Paramore leader Williams has doled out her debut album in parts thus far, releasing two EPs of songs from Petals For Armor, with an incoming third accompanied by the full album itself. It’s a curiously effective approach, forcing fans to live with just five songs at a time, absorbing the album in stages. What’s clear is that the two parts so far have only amped up the anticipation for the whole shebang. While Paramore edged towards the synth-pop end of the spectrum with 2017’s After Laughter, Petals For Armor is far more than just another step in that progression.
Not wanting to second-guess Charli, but we’re anticipating that the title of her latest album is about more than just feeling a little bored of Houseparty and Netflix.
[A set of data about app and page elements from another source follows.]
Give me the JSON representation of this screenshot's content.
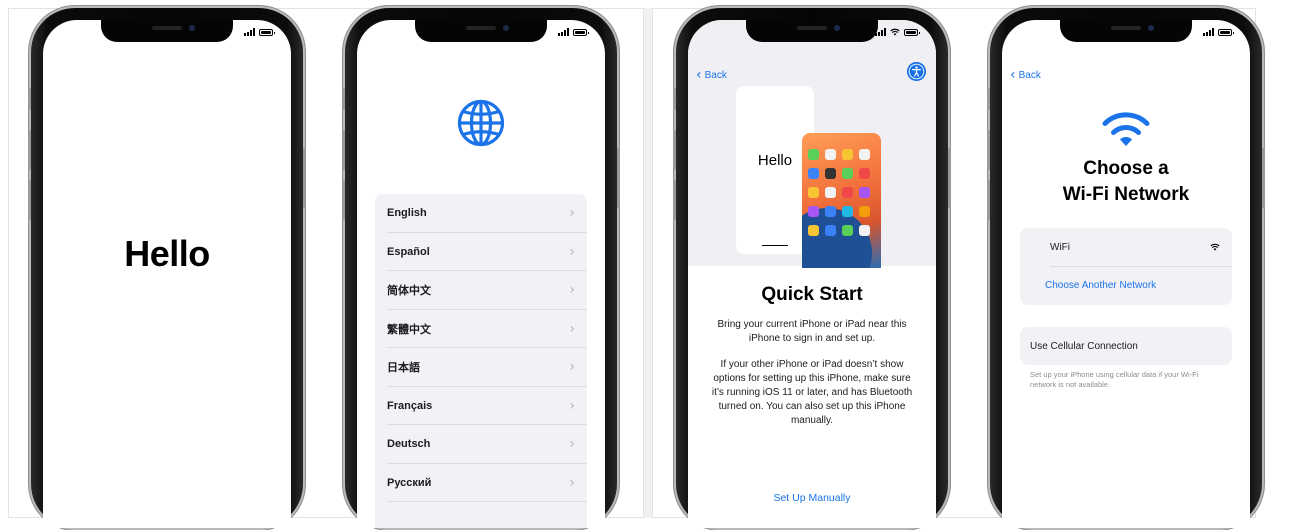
{
  "colors": {
    "ios_blue": "#1a73e8",
    "list_bg": "#f1f1f6",
    "separator": "#dcdce0",
    "secondary_text": "#8e8e93"
  },
  "screen1": {
    "title": "Hello"
  },
  "screen2": {
    "icon": "globe-icon",
    "languages": [
      {
        "label": "English"
      },
      {
        "label": "Español"
      },
      {
        "label": "简体中文"
      },
      {
        "label": "繁體中文"
      },
      {
        "label": "日本語"
      },
      {
        "label": "Français"
      },
      {
        "label": "Deutsch"
      },
      {
        "label": "Русский"
      }
    ],
    "chevron": "›"
  },
  "screen3": {
    "back_label": "Back",
    "preview_text": "Hello",
    "title": "Quick Start",
    "paragraph1": "Bring your current iPhone or iPad near this iPhone to sign in and set up.",
    "paragraph2": "If your other iPhone or iPad doesn’t show options for setting up this iPhone, make sure it’s running iOS 11 or later, and has Bluetooth turned on. You can also set up this iPhone manually.",
    "setup_manually": "Set Up Manually"
  },
  "screen4": {
    "back_label": "Back",
    "title_line1": "Choose a",
    "title_line2": "Wi-Fi Network",
    "network_name": "WiFi",
    "choose_another": "Choose Another Network",
    "cellular": "Use Cellular Connection",
    "cellular_note": "Set up your iPhone using cellular data if your Wi-Fi network is not available."
  }
}
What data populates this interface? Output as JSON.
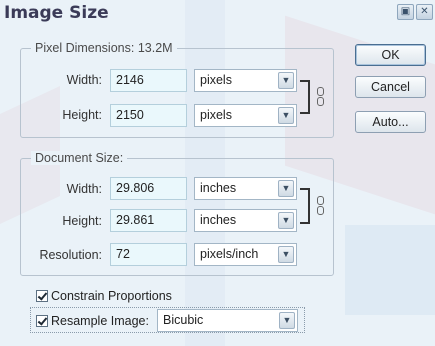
{
  "window": {
    "title": "Image Size"
  },
  "pixel_dimensions": {
    "legend": "Pixel Dimensions:",
    "size": "13.2M",
    "width_label": "Width:",
    "width_value": "2146",
    "width_unit": "pixels",
    "height_label": "Height:",
    "height_value": "2150",
    "height_unit": "pixels"
  },
  "document_size": {
    "legend": "Document Size:",
    "width_label": "Width:",
    "width_value": "29.806",
    "width_unit": "inches",
    "height_label": "Height:",
    "height_value": "29.861",
    "height_unit": "inches",
    "resolution_label": "Resolution:",
    "resolution_value": "72",
    "resolution_unit": "pixels/inch"
  },
  "options": {
    "constrain_label": "Constrain Proportions",
    "constrain_checked": true,
    "resample_label": "Resample Image:",
    "resample_checked": true,
    "resample_method": "Bicubic"
  },
  "buttons": {
    "ok": "OK",
    "cancel": "Cancel",
    "auto": "Auto..."
  },
  "icons": {
    "dropdown": "chevron-down-icon",
    "link": "chain-link-icon",
    "check": "check-icon"
  },
  "colors": {
    "title": "#3b3b58",
    "field_bg": "#eaf8fc",
    "dialog_bg": "#eaf2f8"
  }
}
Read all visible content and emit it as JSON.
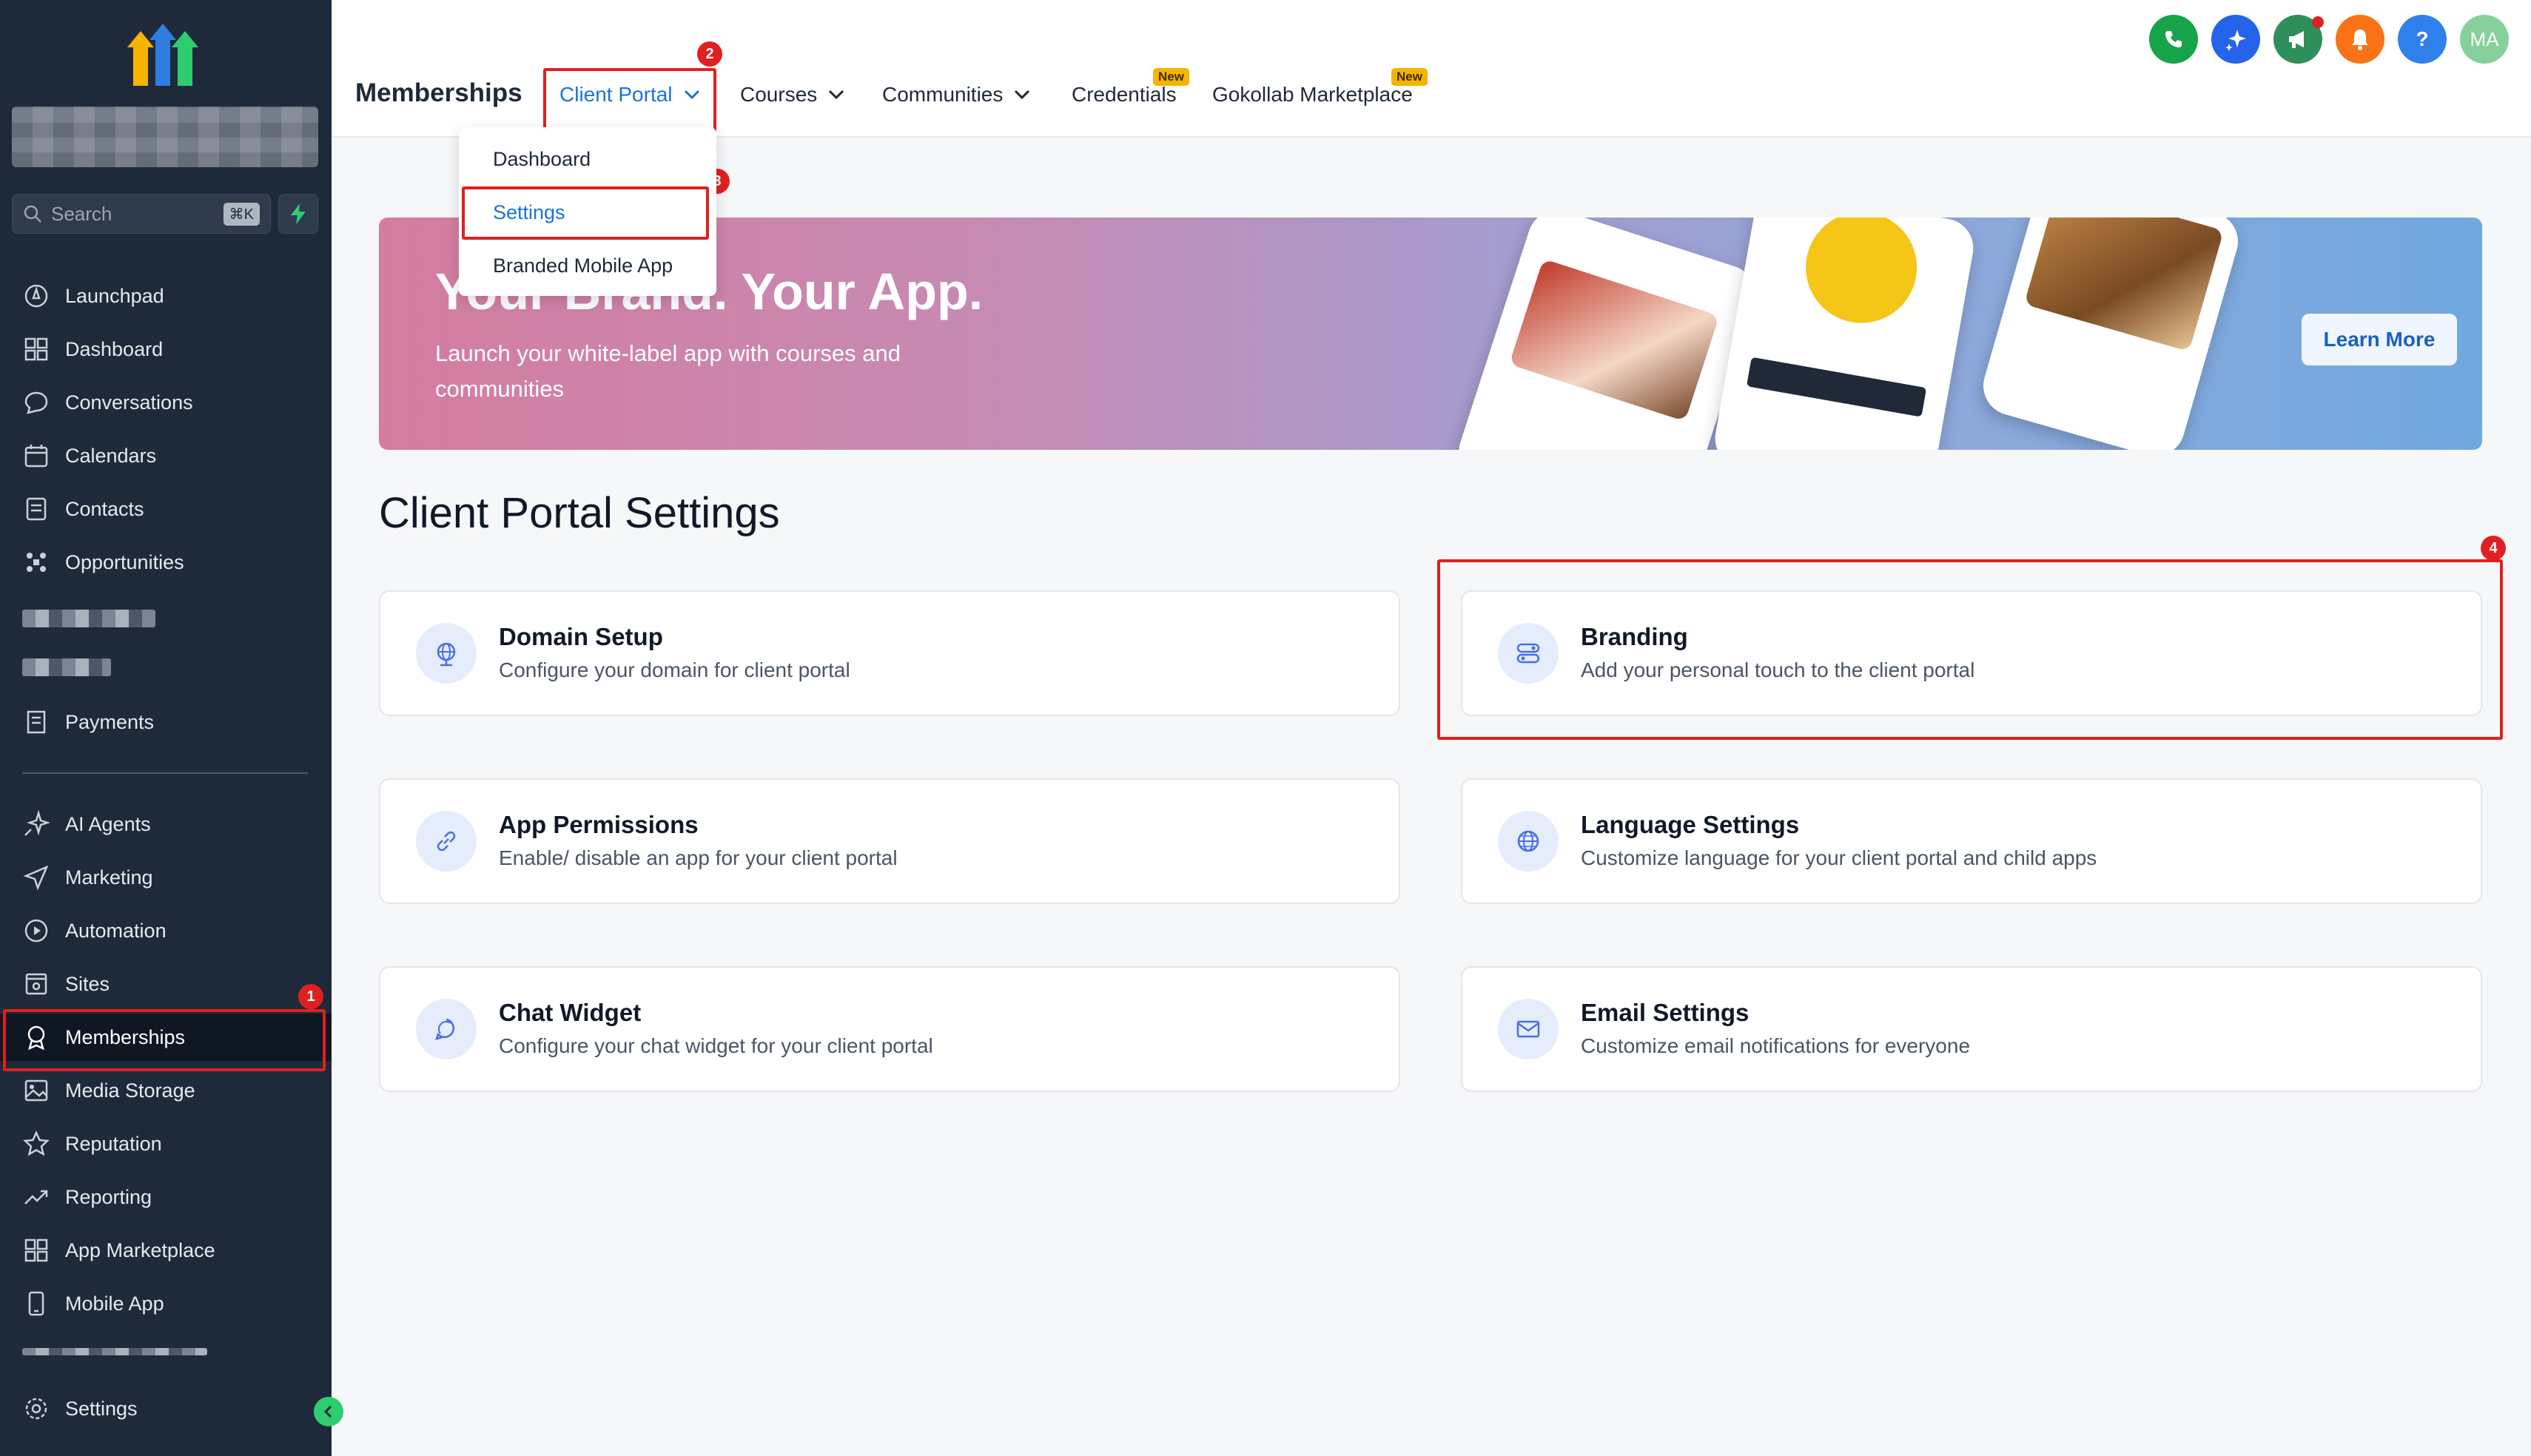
{
  "sidebar": {
    "search_label": "Search",
    "search_shortcut": "⌘K",
    "items": [
      {
        "label": "Launchpad",
        "icon": "rocket-icon"
      },
      {
        "label": "Dashboard",
        "icon": "grid-icon"
      },
      {
        "label": "Conversations",
        "icon": "chat-icon"
      },
      {
        "label": "Calendars",
        "icon": "calendar-icon"
      },
      {
        "label": "Contacts",
        "icon": "contacts-icon"
      },
      {
        "label": "Opportunities",
        "icon": "opportunities-icon"
      },
      {
        "label": "Payments",
        "icon": "payments-icon"
      },
      {
        "label": "AI Agents",
        "icon": "sparkle-icon"
      },
      {
        "label": "Marketing",
        "icon": "send-icon"
      },
      {
        "label": "Automation",
        "icon": "automation-icon"
      },
      {
        "label": "Sites",
        "icon": "sites-icon"
      },
      {
        "label": "Memberships",
        "icon": "membership-icon"
      },
      {
        "label": "Media Storage",
        "icon": "image-icon"
      },
      {
        "label": "Reputation",
        "icon": "star-icon"
      },
      {
        "label": "Reporting",
        "icon": "trend-icon"
      },
      {
        "label": "App Marketplace",
        "icon": "apps-icon"
      },
      {
        "label": "Mobile App",
        "icon": "mobile-icon"
      },
      {
        "label": "Settings",
        "icon": "gear-icon"
      }
    ],
    "active_item": "Memberships"
  },
  "annotations": [
    "1",
    "2",
    "3",
    "4"
  ],
  "header": {
    "title": "Memberships",
    "tabs": [
      {
        "label": "Client Portal",
        "dropdown": true,
        "active": true
      },
      {
        "label": "Courses",
        "dropdown": true
      },
      {
        "label": "Communities",
        "dropdown": true
      },
      {
        "label": "Credentials",
        "badge": "New"
      },
      {
        "label": "Gokollab Marketplace",
        "badge": "New"
      }
    ],
    "user_initials": "MA",
    "help_label": "?"
  },
  "dropdown": {
    "items": [
      "Dashboard",
      "Settings",
      "Branded Mobile App"
    ],
    "selected": "Settings"
  },
  "banner": {
    "title": "Your Brand. Your App.",
    "subtitle": "Launch your white-label app with courses and communities",
    "button": "Learn More"
  },
  "main": {
    "title": "Client Portal Settings",
    "cards": [
      {
        "title": "Domain Setup",
        "desc": "Configure your domain for client portal",
        "icon": "globe-icon"
      },
      {
        "title": "Branding",
        "desc": "Add your personal touch to the client portal",
        "icon": "branding-icon"
      },
      {
        "title": "App Permissions",
        "desc": "Enable/ disable an app for your client portal",
        "icon": "link-icon"
      },
      {
        "title": "Language Settings",
        "desc": "Customize language for your client portal and child apps",
        "icon": "language-icon"
      },
      {
        "title": "Chat Widget",
        "desc": "Configure your chat widget for your client portal",
        "icon": "chat-bubble-icon"
      },
      {
        "title": "Email Settings",
        "desc": "Customize email notifications for everyone",
        "icon": "mail-icon"
      }
    ]
  },
  "colors": {
    "sidebar_bg": "#1e2a3a",
    "accent": "#1a73d9",
    "annotation_red": "#e02020",
    "new_badge": "#f5b400"
  }
}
In the truest reflection of our times, she announced the record via a mass Zoom meeting with fans, which sounds like the tiniest gallery view imaginable. The first two singles rank up there with Charli’s best work to date, particularly the insanely catchy Forever. Charli’s also revealed that she put another project on hold to make How I’m Feeling Now, so hopefully that means album number five isn’t too far away.
Chuck Prophet is one of the greatest storytelling songwriters out there, a man who can capture the detail of a novel in three minutes of folk, blues, country or classic pop. Opener Best Shirt On sounds like a lost Elvis Costello single, while Marathon borrows the bassline from Mrs Robinson and drops it into a jangly helping of Brill Building pop that rattles along like it’s on rails.
It’s been over a year since we heard the first track (starring Greta Thunberg), but two delays, two name changes and multiple artwork switcheroos later and The 1975’s fourth album is almost close enough to touch. Still, fans will probably spend most of this month nervously watching the band’s social media accounts for further developments. Twenty-two tracks long and spreading its reach across an increasingly diverse range of genres, it’s an ambitious record that justifies the wait.
The New Jersey singer-songwriter returns with her fifth album of perfectly melodramatic pop, drawing from a deep well of soul, funk, country and indie rock, sometimes all at once. The sultry single Domino rides a smooth groove that would be right at home in a super cool ’70s heist film, while Captain (featuring Spoon frontman Britt Daniel), is a stunning last-orders-at-the-cocktail lounge ballad, complete with swooning pedal steel. After the previous highpoint of her last record, Goodnight Rhonda Lee, it seems Atkins is still on the rise.
Discover more from the world of live music in our Concerts & Tours Guide.